We’ve had an awful run of bad weather in this part of Australia over the past few weeks. If it isn’t raining, it’s blowing a gale. Today it was doing both. Little time for flying but plenty of time for designing and building.
The Foam Board Discus Launch Glider Project
I’m fascinated by Discus Launch Gliders (DLG). It looks fun, challenging, maybe even a form of exercise. I’d love to give it a go but it’s the price of the gliders that puts me off. The best price I could find on HobbyKing for an airframe was $64 for the Apollo. The most expensive was the $182 Versus. Of course none of these even come close to a proper competition model, which would set you back nearly $1000 for all that carbon fibre loveliness.

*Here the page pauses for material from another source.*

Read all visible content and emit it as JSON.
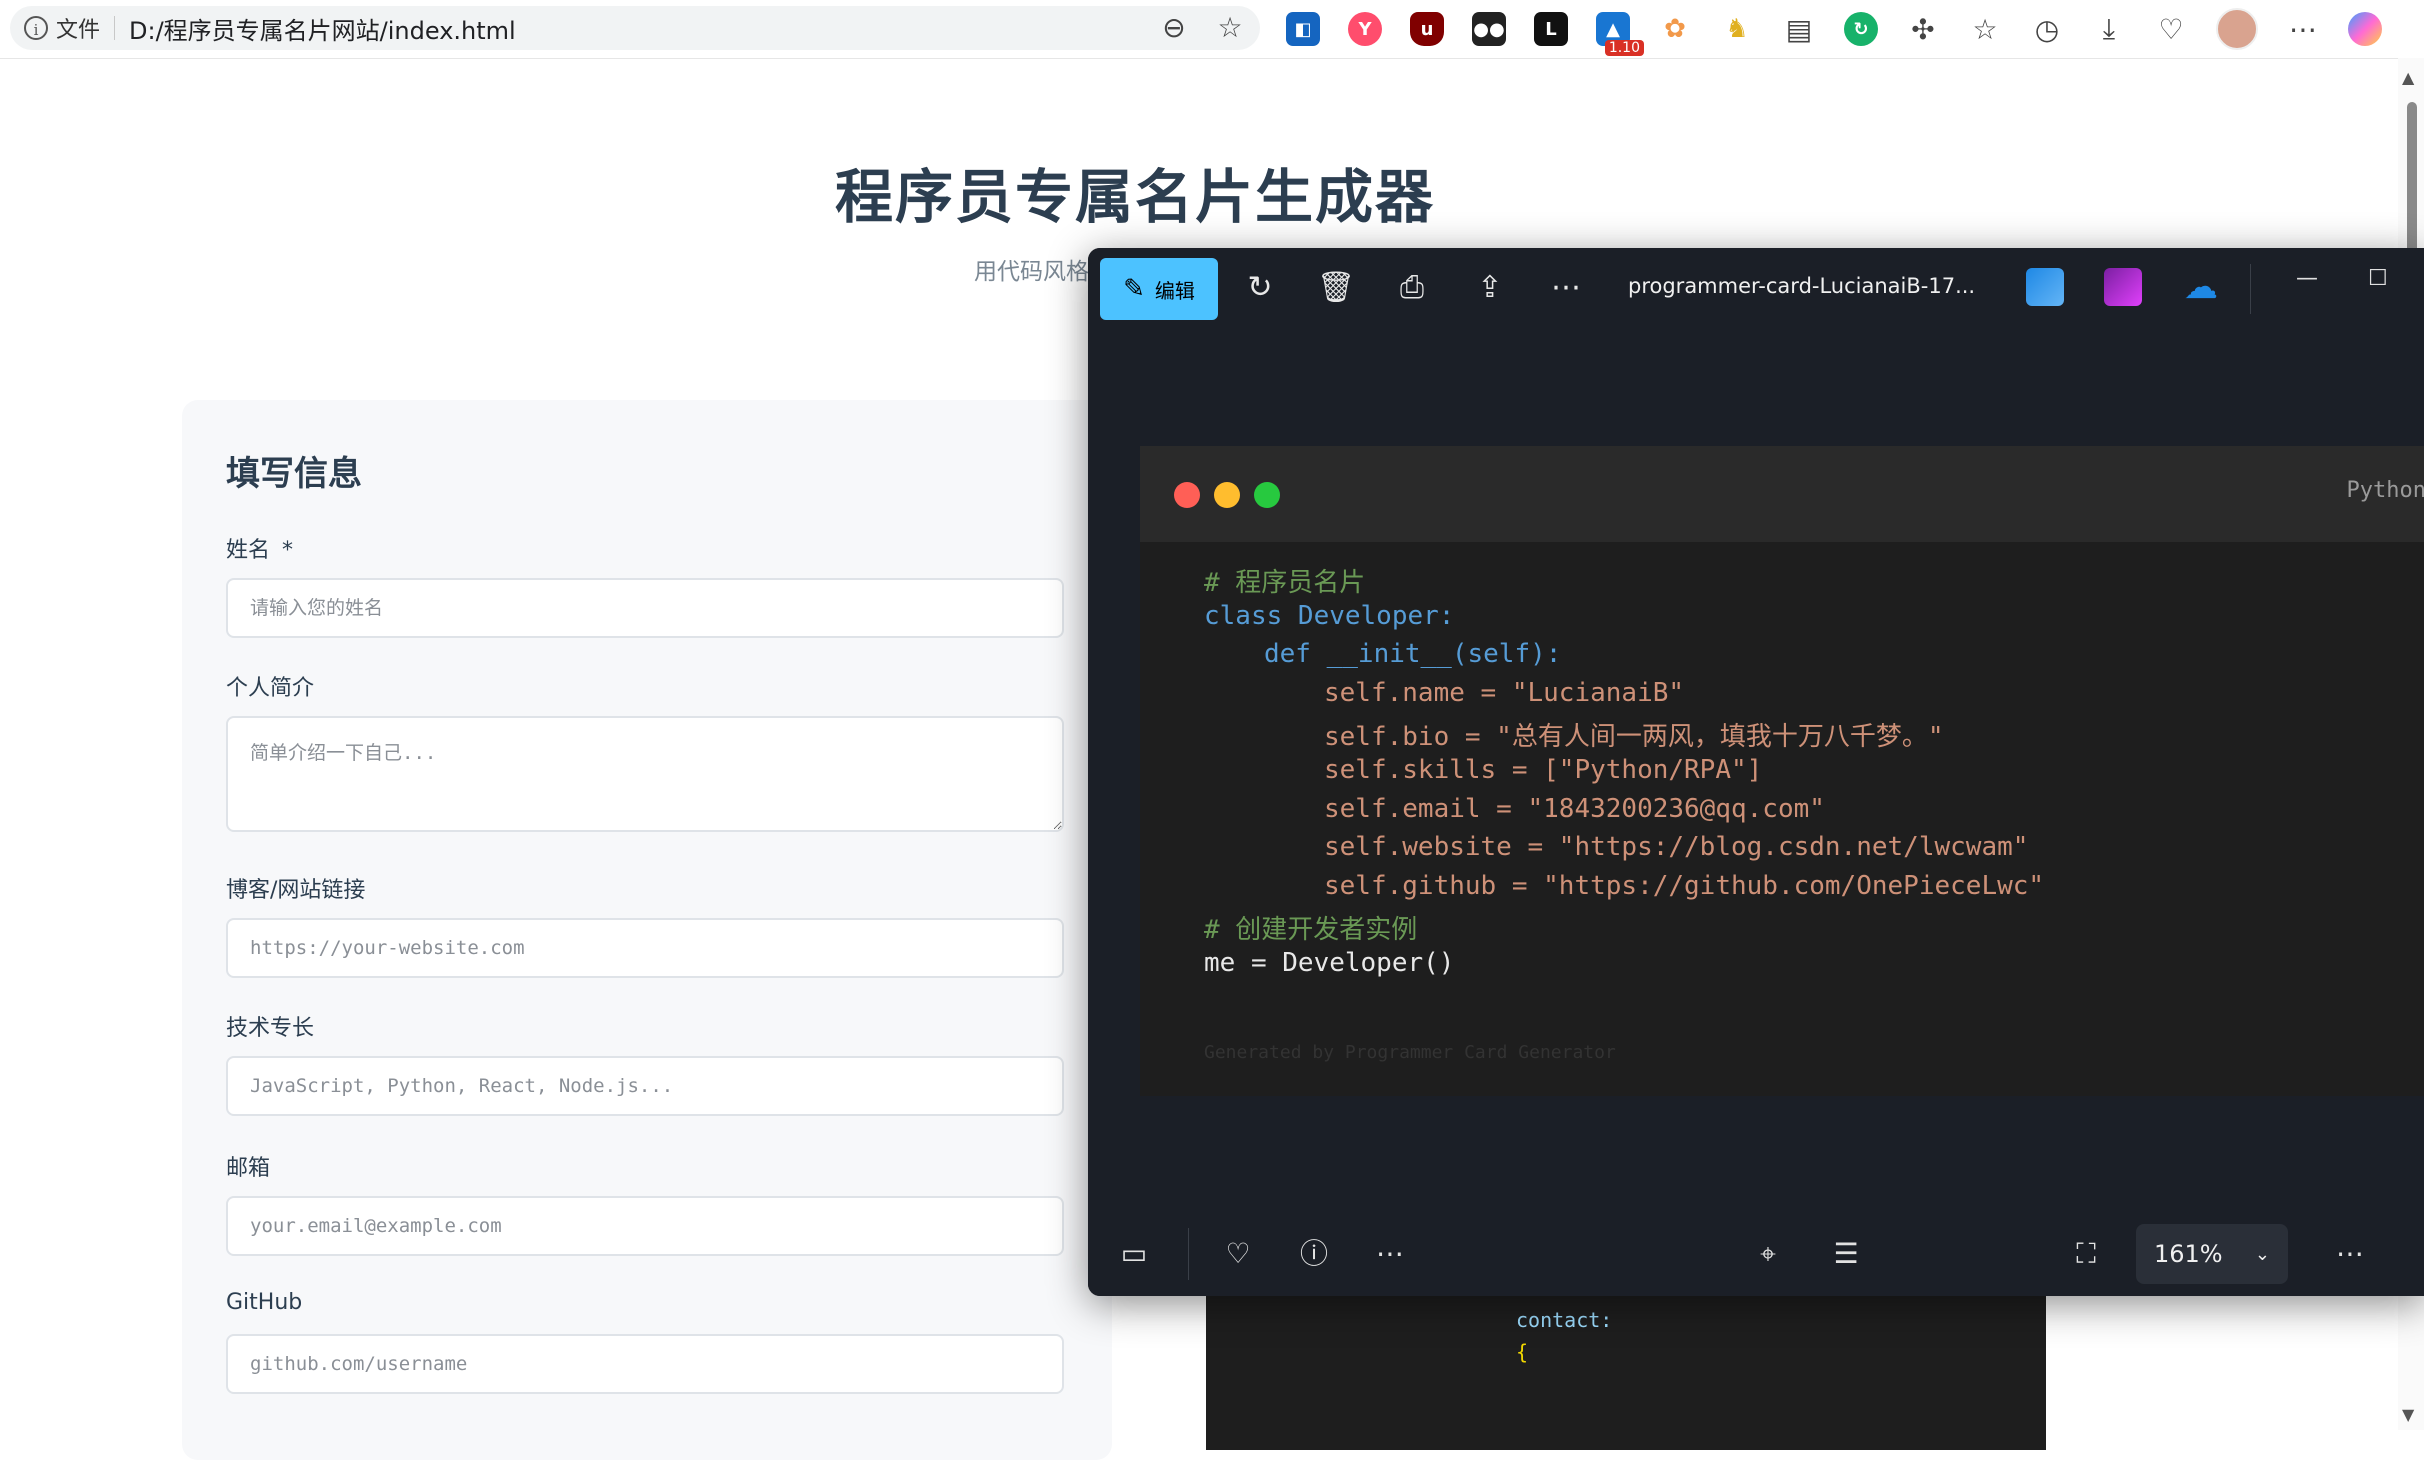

So the challenge was on to see if it is possible to build a functioning discus launch glider from foam board – the cheapest modelling material around. Of course, I would need to steer clear of carbon fibre to keep the cost down. This immediately excluded all of those pod & boom designs that I’ve seen. The model that caught my eye eventually was the Dreamflight Alula. This bird-like flying wing is an all foam design and, if the videos are to be believed, not too bad in the air.
I had an idea then, and some inspiration for a design. On with the drawing…
It didn’t take long to get some basic plans drawn up and transferred onto the foam. The biggest decision I made was to use the KF Airfoil with a symmetrical step. Although this is supposedly a good airfoil for flying wings I already know it is going to come back to bite me with below average gliding performance. It is however a very quick and easy way to build and perfect for this “proof of concept” design.
Remember, I said functioning DLG not high-performance DLG…
The weird nosecone design…
The nosecone is designed as a foam board box. In hindsight the “A Fold” (or is it B-Fold) technique was a bit pointless as there were so many score cuts on both sides of the foam the paper just fell away in the end.
What this complex cutout did create however was a very strong box that is a perfect push-fit onto the wing. I did realise fairly quickly that those lovely tapered edges at the back would have to go as they would obstruct pushing the nose over the receiver and battery.
Building the airframe
To be honest, it will take considerably longer to type this than it did to build the airframe. The parts were cut in half an hour and the build took only a matter of minutes. Even if the KF airfoil doesn’t work you have to love it for speed building!
The completed airframe feels plenty light enough to fly but with enough weight to allow for a good discus launch. I still haven’t decided how to attach the launch pegs but that will come later!
Installing the gear
In fact, before I installed the gear I took a bit of time to bevel and sand the leading edges of the wing to make then nice and round. I also decided to treat this bird to a light polyurethane coating to protect it from getting too damp.
I had a couple of BlueBird 3.6g sub-micro servos sitting around from another project that I thought would work well here. Slotting them in next to the fin, behind the step is perfect as the step almost completely shrouds their depth. As usual, a little hot glue fixed the servos in place.
The wires from the servos feed nicely into the nosecone, where they meet up with an OrangeRX 6ch receiver. The size of this couldn’t be better as it sits perfectly on the underside of the small tray that forms the center of the nosecone. The will be joined shortly by a small capacity LifePo RX battery to complete the installation.
…and that’s it so far. I am keeping my fingers crossed for better weather over the next week so I can get out and try this out.
Watch this space for more on the foam board discus launch glider and possibly also our first design competition…